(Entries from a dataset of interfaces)

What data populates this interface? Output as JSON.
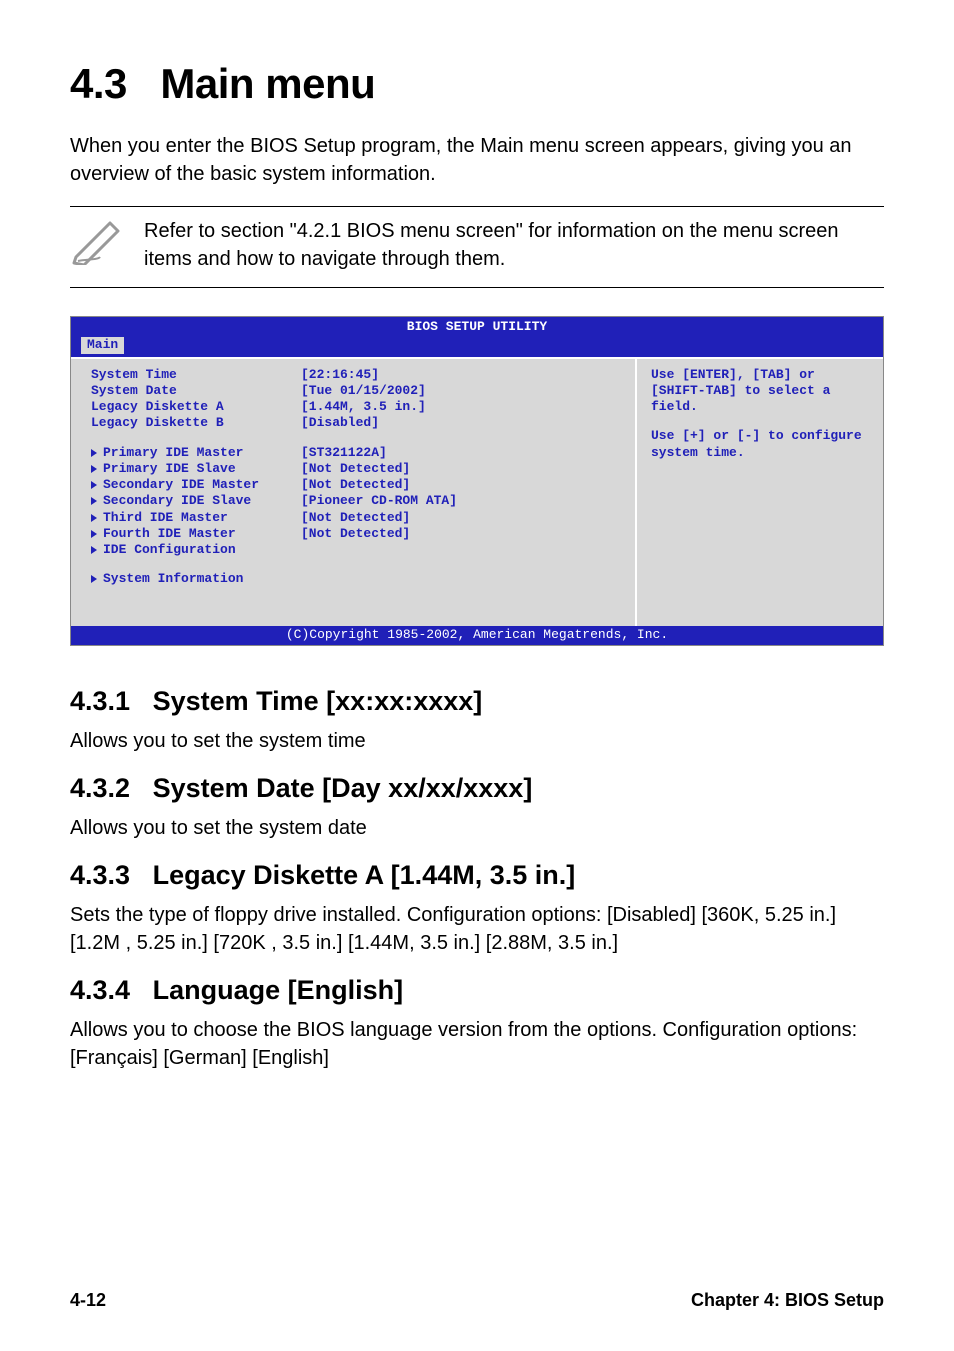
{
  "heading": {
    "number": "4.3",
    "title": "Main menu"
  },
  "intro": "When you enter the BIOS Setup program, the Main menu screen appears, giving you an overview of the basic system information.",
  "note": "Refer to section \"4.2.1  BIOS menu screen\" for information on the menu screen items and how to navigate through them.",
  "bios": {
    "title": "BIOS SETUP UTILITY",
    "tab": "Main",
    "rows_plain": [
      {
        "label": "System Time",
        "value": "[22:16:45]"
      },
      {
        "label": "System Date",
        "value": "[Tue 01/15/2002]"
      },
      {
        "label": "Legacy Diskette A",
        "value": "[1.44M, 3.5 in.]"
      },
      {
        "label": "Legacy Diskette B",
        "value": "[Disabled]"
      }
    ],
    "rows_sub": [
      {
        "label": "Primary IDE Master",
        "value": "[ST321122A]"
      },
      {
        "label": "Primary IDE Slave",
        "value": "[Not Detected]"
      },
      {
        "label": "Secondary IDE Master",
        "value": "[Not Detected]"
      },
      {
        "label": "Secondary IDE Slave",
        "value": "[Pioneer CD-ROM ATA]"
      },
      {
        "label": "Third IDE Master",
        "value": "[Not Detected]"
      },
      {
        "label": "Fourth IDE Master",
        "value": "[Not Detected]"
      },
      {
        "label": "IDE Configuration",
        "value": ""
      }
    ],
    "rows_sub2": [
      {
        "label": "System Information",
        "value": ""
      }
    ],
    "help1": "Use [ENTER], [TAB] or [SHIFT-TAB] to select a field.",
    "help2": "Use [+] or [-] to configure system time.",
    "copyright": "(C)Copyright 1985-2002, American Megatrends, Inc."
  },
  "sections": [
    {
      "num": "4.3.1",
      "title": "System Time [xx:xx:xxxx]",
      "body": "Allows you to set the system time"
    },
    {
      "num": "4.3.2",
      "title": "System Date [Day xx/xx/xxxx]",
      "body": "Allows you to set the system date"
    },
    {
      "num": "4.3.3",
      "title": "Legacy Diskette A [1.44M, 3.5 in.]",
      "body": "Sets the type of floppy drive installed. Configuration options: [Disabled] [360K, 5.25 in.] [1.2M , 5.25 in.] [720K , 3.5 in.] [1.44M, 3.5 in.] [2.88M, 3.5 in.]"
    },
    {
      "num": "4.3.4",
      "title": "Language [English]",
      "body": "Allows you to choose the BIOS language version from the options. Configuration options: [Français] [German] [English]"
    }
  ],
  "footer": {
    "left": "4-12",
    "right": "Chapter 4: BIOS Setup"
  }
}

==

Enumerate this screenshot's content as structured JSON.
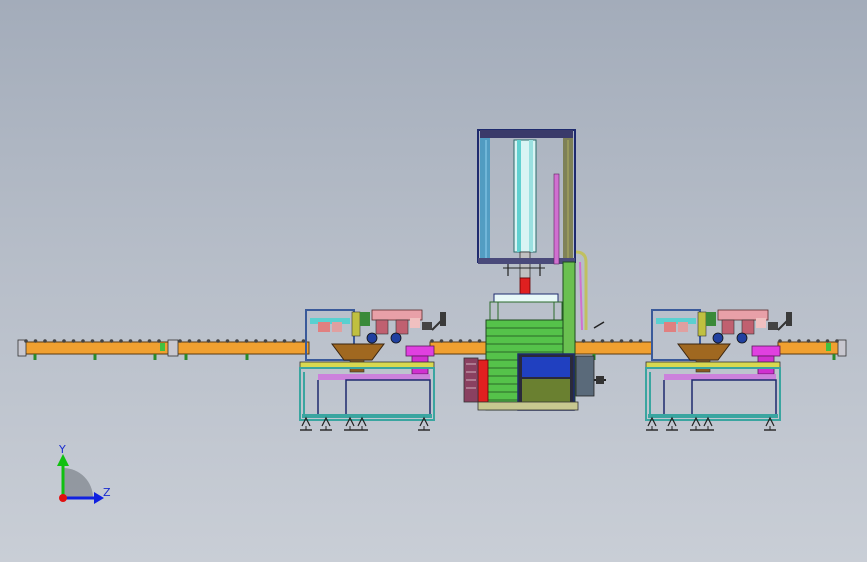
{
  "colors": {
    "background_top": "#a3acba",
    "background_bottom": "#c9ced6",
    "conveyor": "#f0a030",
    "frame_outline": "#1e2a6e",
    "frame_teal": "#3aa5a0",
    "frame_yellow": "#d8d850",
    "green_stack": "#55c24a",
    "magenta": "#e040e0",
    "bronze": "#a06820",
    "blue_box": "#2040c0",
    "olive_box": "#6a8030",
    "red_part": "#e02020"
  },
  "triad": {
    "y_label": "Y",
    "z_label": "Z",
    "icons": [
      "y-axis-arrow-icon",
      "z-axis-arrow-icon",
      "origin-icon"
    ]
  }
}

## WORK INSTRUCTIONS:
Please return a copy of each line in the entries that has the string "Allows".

## ANSWER SPACE:
      "body": "Allows you to set the system time"
      "body": "Allows you to set the system date"
      "body": "Allows you to choose the BIOS language version from the options. Configuration options: [Français] [German] [English]"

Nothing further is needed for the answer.